It was some moments before he was brought out, and the crowd began to grow impatient. With a firm step he descended the steps and came out on the street in a hurried manner, closely guarded by shotguns and revolvers. The order to fall in was given, and all persons not members of the committee were requested to stand back. The march was rapid. Not a word was said by the condemned man, and his gaze was fixed on the ground. When Websr’s blacksmith shop was reached a halt was made. In front of this place was a huge gallows frame, used for raising up wagons, etc., while being repaired. “Move it to the spot where the murder was committed,” was the order, and immediately it was picked up by a dozen men and carried to the corner of Main and Lowe streets.


When the corner was reached the heavy gallows was placed upon the ground, and the prisoner led under it. On each end of the frame were windlasses and large ropes attached. The rope placed around the prisoner’s neck was a small one, and when the knot was made it rested against the left ear. It was at least three minutes before everything was ready. DaRoche was asked by the leader if he had anything to say. He replied: “No; nothing.” IN a moment he was again asked the same question, a French-speaking citizen being requested to receive his answer. The reply this time was: “I have nothing to say, only O God.”

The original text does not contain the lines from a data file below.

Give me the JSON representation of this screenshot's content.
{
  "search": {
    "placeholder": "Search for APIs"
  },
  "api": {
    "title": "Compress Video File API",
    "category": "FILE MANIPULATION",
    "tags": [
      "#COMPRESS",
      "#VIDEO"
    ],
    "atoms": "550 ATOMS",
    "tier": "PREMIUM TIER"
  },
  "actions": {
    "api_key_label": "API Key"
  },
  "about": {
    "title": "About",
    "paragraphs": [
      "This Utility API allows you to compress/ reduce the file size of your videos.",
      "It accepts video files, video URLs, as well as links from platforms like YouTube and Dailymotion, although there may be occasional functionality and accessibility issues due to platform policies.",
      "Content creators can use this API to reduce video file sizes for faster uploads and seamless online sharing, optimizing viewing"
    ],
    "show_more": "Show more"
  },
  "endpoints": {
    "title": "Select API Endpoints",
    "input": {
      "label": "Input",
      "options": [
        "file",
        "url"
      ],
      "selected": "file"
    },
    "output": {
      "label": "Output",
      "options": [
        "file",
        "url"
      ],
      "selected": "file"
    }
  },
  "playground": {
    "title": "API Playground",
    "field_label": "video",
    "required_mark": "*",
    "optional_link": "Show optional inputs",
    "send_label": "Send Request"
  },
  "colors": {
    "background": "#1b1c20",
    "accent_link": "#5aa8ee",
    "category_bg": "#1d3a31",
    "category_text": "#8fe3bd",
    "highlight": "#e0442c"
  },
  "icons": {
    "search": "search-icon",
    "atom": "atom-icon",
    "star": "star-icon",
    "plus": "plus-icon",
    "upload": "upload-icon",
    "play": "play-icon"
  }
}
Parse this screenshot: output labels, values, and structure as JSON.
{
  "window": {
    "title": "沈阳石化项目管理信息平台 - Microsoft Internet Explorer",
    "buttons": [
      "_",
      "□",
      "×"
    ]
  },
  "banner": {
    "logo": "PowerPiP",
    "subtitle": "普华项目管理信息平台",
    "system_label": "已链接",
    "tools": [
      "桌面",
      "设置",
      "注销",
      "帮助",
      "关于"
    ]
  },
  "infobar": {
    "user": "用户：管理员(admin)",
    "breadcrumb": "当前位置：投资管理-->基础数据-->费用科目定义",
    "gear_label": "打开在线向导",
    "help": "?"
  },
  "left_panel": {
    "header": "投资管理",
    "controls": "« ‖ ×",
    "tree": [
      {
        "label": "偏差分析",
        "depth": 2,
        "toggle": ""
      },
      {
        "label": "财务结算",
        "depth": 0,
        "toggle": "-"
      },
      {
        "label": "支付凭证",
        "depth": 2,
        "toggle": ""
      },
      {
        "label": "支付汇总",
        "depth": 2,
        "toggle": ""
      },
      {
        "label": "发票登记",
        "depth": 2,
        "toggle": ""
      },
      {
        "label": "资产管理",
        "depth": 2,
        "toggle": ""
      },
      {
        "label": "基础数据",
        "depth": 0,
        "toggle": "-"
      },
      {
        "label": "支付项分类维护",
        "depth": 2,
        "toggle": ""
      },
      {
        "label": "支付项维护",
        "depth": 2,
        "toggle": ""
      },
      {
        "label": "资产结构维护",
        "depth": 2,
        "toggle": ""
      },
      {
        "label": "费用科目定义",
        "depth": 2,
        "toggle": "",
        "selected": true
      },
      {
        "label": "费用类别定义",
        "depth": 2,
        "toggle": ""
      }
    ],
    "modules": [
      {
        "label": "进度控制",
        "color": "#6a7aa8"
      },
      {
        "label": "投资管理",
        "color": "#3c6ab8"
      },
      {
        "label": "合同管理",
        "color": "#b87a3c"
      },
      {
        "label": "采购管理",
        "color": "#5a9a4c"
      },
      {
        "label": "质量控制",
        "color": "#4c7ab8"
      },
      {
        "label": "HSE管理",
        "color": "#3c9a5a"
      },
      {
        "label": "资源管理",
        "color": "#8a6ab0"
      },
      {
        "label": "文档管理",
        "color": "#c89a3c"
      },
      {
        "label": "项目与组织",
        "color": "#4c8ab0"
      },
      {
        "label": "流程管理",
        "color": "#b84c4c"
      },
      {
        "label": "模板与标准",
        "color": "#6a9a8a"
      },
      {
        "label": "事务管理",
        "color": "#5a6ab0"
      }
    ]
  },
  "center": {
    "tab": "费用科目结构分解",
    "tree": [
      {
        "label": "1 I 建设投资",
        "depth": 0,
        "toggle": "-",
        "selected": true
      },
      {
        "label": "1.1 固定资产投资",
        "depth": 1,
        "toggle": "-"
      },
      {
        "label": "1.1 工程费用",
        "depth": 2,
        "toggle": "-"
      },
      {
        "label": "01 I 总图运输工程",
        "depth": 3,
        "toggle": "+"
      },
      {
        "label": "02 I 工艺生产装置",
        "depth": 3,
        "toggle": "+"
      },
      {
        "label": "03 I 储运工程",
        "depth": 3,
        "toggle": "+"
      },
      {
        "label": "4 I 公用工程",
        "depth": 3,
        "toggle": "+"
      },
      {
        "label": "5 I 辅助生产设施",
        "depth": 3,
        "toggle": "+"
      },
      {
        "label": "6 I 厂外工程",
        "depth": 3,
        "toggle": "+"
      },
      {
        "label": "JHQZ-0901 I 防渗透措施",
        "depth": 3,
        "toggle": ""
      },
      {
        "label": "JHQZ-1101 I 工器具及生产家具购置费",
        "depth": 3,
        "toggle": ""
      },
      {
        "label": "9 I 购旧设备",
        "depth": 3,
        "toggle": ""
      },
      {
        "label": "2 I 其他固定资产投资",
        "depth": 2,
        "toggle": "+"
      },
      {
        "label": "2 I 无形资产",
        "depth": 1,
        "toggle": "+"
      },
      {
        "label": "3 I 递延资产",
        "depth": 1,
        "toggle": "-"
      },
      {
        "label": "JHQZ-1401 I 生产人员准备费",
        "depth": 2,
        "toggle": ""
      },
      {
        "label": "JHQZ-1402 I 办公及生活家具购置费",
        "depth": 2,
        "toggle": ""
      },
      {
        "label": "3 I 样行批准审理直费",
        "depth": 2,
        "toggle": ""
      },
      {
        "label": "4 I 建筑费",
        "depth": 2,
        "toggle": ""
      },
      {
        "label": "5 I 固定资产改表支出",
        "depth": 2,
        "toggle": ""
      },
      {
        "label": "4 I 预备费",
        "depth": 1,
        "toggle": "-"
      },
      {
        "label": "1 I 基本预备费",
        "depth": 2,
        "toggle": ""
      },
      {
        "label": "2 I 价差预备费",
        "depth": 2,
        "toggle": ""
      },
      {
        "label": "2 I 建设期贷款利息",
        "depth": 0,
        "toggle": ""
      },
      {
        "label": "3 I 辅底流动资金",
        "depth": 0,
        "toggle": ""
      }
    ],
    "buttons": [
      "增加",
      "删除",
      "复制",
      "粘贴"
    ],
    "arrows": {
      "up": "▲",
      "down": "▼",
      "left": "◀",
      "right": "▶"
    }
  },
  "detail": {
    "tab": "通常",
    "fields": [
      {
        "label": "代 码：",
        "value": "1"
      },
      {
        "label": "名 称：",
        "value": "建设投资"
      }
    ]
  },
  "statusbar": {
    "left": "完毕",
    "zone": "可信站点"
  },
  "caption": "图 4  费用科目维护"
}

“Pull him,” was the order, and in a twinkling his body rose three feet from the ground. Previous to putting on the rope the overcoat was removed. A second after the body was elevated a sudden twitch of the legs was observed, but, with that exception, not a muscle moved while the body hung to the cross-beam. His death took place without a particle of pain. The face was placid, and the eyes closed and never were re-opened.

Strangulation must have been immediate. While the body swung to and fro, like the pendulum of a clock, the crowd remained perfectly quiet. No one spoke a word, excepting one of the leaders, who constantly requested the crowd “to keep back and give the man all the air possible.” While the body was still hanging a paper was pinned on his breast bearing the inscription:

“All others take warning. Let no one cut him down. Bodie 601.”

At the expiration of twenty minutes the pulse beat rapidly, but at the end of thirty it ceased to move and the man was pronounced dead. However, to be sure of the fact, Dr. Deal was summoned and asked to inspect the body. He felt of his pulse and pronounced life extinct. In another moment H. Ward had the body cut down, placed in a plain box and removed to his undertaking rooms. The mysterious committee had completed its work, and the captain gave out the order “All members of the Bodie 601 will meet at their rendezvous.” In a moment the scene of death was deserted. To use a familiar expression DaRoche died game. He as firm as a rock to the last and passed out into the unknown without a shudder.

Reno Evening Gazette (Reno, Nevada) Jan 20, 1881


Old Timer Says:

“The Vigilantes over in Bodie were busy. Thomas H. Treloar was shot down by Joseph De Roach on January 11 and buried on the 13th by the fire department and miners’ union. That night the vigilante committee hunted all over Bodie for De Roach. Not finding him they called on Sheriff Farnsworth to produce De Roach or take the consequences. De Roach was captured on the 17th and after a short trial before Judge Lynch was sentenced to be hanged. He was that day.

Nevada State Journal (Reno, Nevada) Jan 9, 1931


You can read more about the Treloar murder in:

Bodie’S Gold: Tall Tales And True History From A California Mining Town
By Marguerite Sprague (pages 110-114)

Also on Google Books:

Violence in America: The history of crime
By Ted Robert Gurr (pages 137-139)